TASK ITEM> Below are some records; give them all again exactly, but not the pictures.

DATA>

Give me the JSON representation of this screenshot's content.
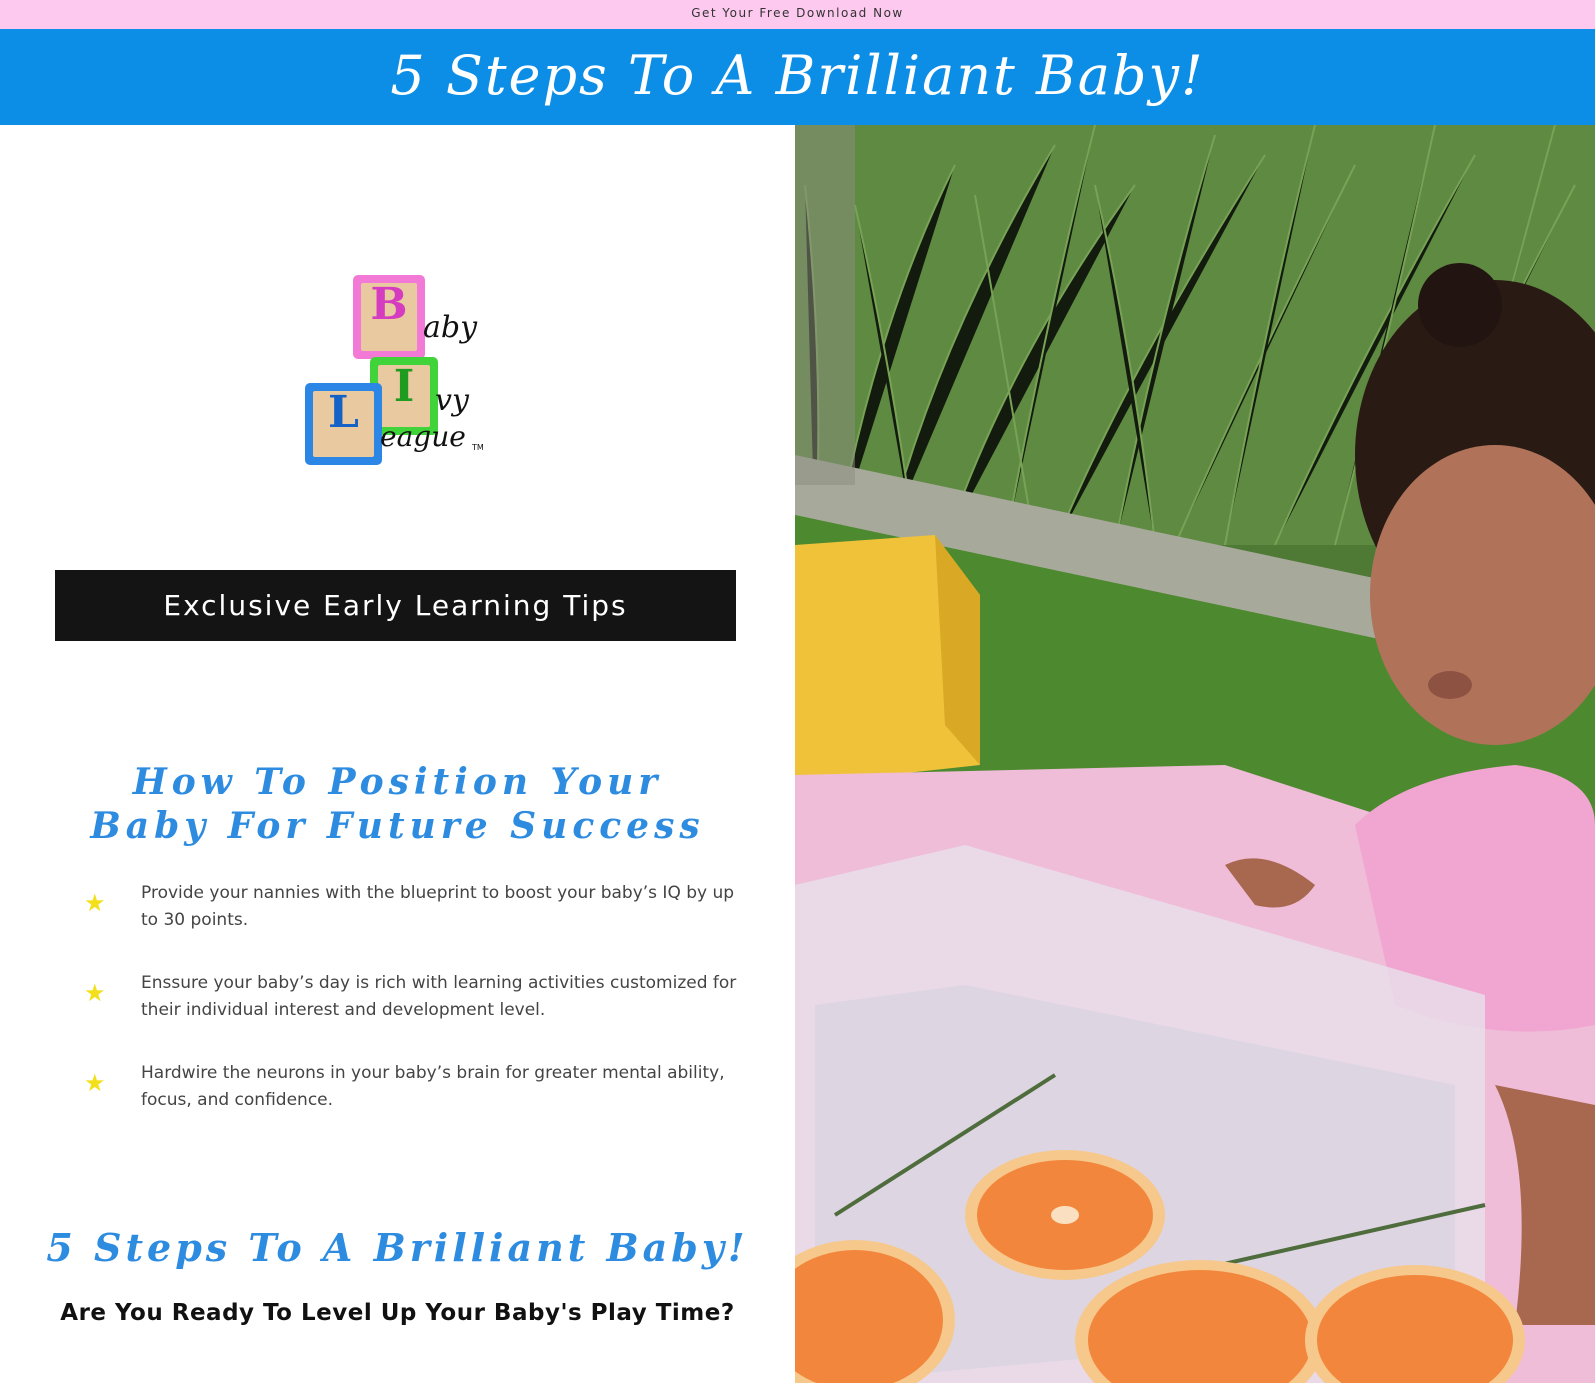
{
  "topbar": {
    "text": "Get Your Free Download Now"
  },
  "banner": {
    "title": "5 Steps To A Brilliant Baby!"
  },
  "logo": {
    "letters": [
      "B",
      "I",
      "L"
    ],
    "script": [
      "aby",
      "vy",
      "eague"
    ],
    "tm": "TM",
    "brand_colors": {
      "pink": "#f27ad6",
      "green": "#41d43a",
      "blue": "#2c86e6"
    }
  },
  "cta_bar": {
    "label": "Exclusive Early Learning Tips"
  },
  "headline": {
    "line1": "How To Position Your",
    "line2": "Baby For Future Success"
  },
  "bullets": [
    {
      "icon": "star-icon",
      "text": "Provide your nannies with the blueprint to boost your baby’s IQ by up to 30 points."
    },
    {
      "icon": "star-icon",
      "text": "Enssure your baby’s day is rich with learning activities customized for their individual interest and development level."
    },
    {
      "icon": "star-icon",
      "text": "Hardwire the neurons in your baby’s brain for greater mental ability, focus, and confidence."
    }
  ],
  "subhead": {
    "title": "5 Steps To A Brilliant Baby!"
  },
  "question": {
    "text": "Are You Ready To Level Up Your Baby's Play Time?"
  },
  "colors": {
    "topbar": "#fdc9ef",
    "banner": "#0d8ee6",
    "accent": "#2d8be0",
    "star": "#f3e01a"
  }
}
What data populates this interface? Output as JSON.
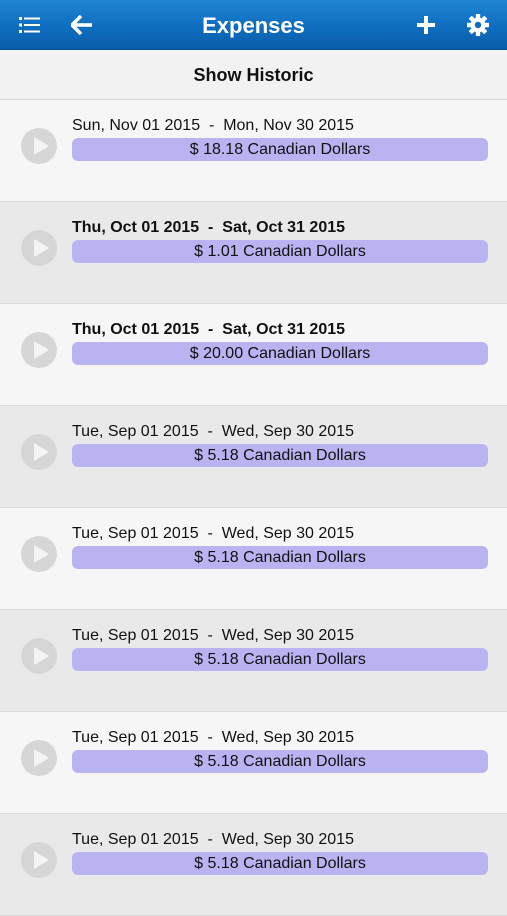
{
  "header": {
    "title": "Expenses",
    "menu_icon": "list-icon",
    "back_icon": "arrow-left-icon",
    "add_icon": "plus-icon",
    "settings_icon": "gear-icon"
  },
  "subheader": {
    "label": "Show Historic"
  },
  "colors": {
    "nav_bar": "#0e6bbd",
    "amount_bar": "#b9b3f2",
    "row_light": "#f6f6f6",
    "row_dark": "#e9e9e9"
  },
  "expenses": [
    {
      "dates": "Sun, Nov 01 2015  -  Mon, Nov 30 2015",
      "amount": "$ 18.18 Canadian Dollars",
      "bold": false
    },
    {
      "dates": "Thu, Oct 01 2015  -  Sat, Oct 31 2015",
      "amount": "$ 1.01 Canadian Dollars",
      "bold": true
    },
    {
      "dates": "Thu, Oct 01 2015  -  Sat, Oct 31 2015",
      "amount": "$ 20.00 Canadian Dollars",
      "bold": true
    },
    {
      "dates": "Tue, Sep 01 2015  -  Wed, Sep 30 2015",
      "amount": "$ 5.18 Canadian Dollars",
      "bold": false
    },
    {
      "dates": "Tue, Sep 01 2015  -  Wed, Sep 30 2015",
      "amount": "$ 5.18 Canadian Dollars",
      "bold": false
    },
    {
      "dates": "Tue, Sep 01 2015  -  Wed, Sep 30 2015",
      "amount": "$ 5.18 Canadian Dollars",
      "bold": false
    },
    {
      "dates": "Tue, Sep 01 2015  -  Wed, Sep 30 2015",
      "amount": "$ 5.18 Canadian Dollars",
      "bold": false
    },
    {
      "dates": "Tue, Sep 01 2015  -  Wed, Sep 30 2015",
      "amount": "$ 5.18 Canadian Dollars",
      "bold": false
    }
  ]
}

SOLUTION BELOW>
Give me the JSON representation of this screenshot's content.
{
  "topbar": {
    "text": "Get Your Free Download Now"
  },
  "banner": {
    "title": "5 Steps To A Brilliant Baby!"
  },
  "logo": {
    "letters": [
      "B",
      "I",
      "L"
    ],
    "script": [
      "aby",
      "vy",
      "eague"
    ],
    "tm": "TM",
    "brand_colors": {
      "pink": "#f27ad6",
      "green": "#41d43a",
      "blue": "#2c86e6"
    }
  },
  "cta_bar": {
    "label": "Exclusive Early Learning Tips"
  },
  "headline": {
    "line1": "How To Position Your",
    "line2": "Baby For Future Success"
  },
  "bullets": [
    {
      "icon": "star-icon",
      "text": "Provide your nannies with the blueprint to boost your baby’s IQ by up to 30 points."
    },
    {
      "icon": "star-icon",
      "text": "Enssure your baby’s day is rich with learning activities customized for their individual interest and development level."
    },
    {
      "icon": "star-icon",
      "text": "Hardwire the neurons in your baby’s brain for greater mental ability, focus, and confidence."
    }
  ],
  "subhead": {
    "title": "5 Steps To A Brilliant Baby!"
  },
  "question": {
    "text": "Are You Ready To Level Up Your Baby's Play Time?"
  },
  "colors": {
    "topbar": "#fdc9ef",
    "banner": "#0d8ee6",
    "accent": "#2d8be0",
    "star": "#f3e01a"
  }
}
What data populates this interface? Output as JSON.
{
  "header": {
    "title": "Expenses",
    "menu_icon": "list-icon",
    "back_icon": "arrow-left-icon",
    "add_icon": "plus-icon",
    "settings_icon": "gear-icon"
  },
  "subheader": {
    "label": "Show Historic"
  },
  "colors": {
    "nav_bar": "#0e6bbd",
    "amount_bar": "#b9b3f2",
    "row_light": "#f6f6f6",
    "row_dark": "#e9e9e9"
  },
  "expenses": [
    {
      "dates": "Sun, Nov 01 2015  -  Mon, Nov 30 2015",
      "amount": "$ 18.18 Canadian Dollars",
      "bold": false
    },
    {
      "dates": "Thu, Oct 01 2015  -  Sat, Oct 31 2015",
      "amount": "$ 1.01 Canadian Dollars",
      "bold": true
    },
    {
      "dates": "Thu, Oct 01 2015  -  Sat, Oct 31 2015",
      "amount": "$ 20.00 Canadian Dollars",
      "bold": true
    },
    {
      "dates": "Tue, Sep 01 2015  -  Wed, Sep 30 2015",
      "amount": "$ 5.18 Canadian Dollars",
      "bold": false
    },
    {
      "dates": "Tue, Sep 01 2015  -  Wed, Sep 30 2015",
      "amount": "$ 5.18 Canadian Dollars",
      "bold": false
    },
    {
      "dates": "Tue, Sep 01 2015  -  Wed, Sep 30 2015",
      "amount": "$ 5.18 Canadian Dollars",
      "bold": false
    },
    {
      "dates": "Tue, Sep 01 2015  -  Wed, Sep 30 2015",
      "amount": "$ 5.18 Canadian Dollars",
      "bold": false
    },
    {
      "dates": "Tue, Sep 01 2015  -  Wed, Sep 30 2015",
      "amount": "$ 5.18 Canadian Dollars",
      "bold": false
    }
  ]
}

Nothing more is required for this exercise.